[Data about app and page elements]
------------

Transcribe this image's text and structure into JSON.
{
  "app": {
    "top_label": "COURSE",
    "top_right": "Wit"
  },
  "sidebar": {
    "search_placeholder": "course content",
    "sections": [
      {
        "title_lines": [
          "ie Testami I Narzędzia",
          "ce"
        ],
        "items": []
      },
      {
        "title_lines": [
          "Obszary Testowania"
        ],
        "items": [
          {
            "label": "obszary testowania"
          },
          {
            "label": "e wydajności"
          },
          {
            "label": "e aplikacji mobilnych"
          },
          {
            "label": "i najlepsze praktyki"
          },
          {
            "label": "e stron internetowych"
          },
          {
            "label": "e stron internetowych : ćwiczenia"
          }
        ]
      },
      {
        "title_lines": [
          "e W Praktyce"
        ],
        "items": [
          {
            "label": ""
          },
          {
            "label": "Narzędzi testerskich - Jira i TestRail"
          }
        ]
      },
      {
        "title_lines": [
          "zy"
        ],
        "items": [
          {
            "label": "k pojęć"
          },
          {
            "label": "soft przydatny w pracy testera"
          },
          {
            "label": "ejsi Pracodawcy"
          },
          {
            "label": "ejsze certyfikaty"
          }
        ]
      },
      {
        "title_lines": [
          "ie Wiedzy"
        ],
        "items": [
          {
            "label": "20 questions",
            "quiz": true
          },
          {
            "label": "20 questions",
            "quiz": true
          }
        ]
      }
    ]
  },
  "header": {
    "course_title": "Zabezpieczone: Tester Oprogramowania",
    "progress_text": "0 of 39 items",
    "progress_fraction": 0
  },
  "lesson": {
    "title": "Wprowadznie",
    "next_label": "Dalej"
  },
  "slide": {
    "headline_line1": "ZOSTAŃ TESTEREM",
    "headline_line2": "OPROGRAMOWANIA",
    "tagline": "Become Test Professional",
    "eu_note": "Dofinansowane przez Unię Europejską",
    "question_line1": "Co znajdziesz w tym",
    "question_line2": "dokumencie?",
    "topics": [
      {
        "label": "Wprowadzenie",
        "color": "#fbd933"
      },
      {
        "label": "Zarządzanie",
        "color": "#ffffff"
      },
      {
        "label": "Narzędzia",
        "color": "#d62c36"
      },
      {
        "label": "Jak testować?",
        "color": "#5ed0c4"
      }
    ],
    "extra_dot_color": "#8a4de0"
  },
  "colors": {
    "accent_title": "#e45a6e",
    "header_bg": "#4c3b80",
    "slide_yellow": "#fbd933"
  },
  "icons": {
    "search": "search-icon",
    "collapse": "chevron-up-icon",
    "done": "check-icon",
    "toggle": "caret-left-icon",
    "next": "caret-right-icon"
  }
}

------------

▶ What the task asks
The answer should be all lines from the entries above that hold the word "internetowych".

▶ Task answer
            "label": "e stron internetowych"
            "label": "e stron internetowych : ćwiczenia"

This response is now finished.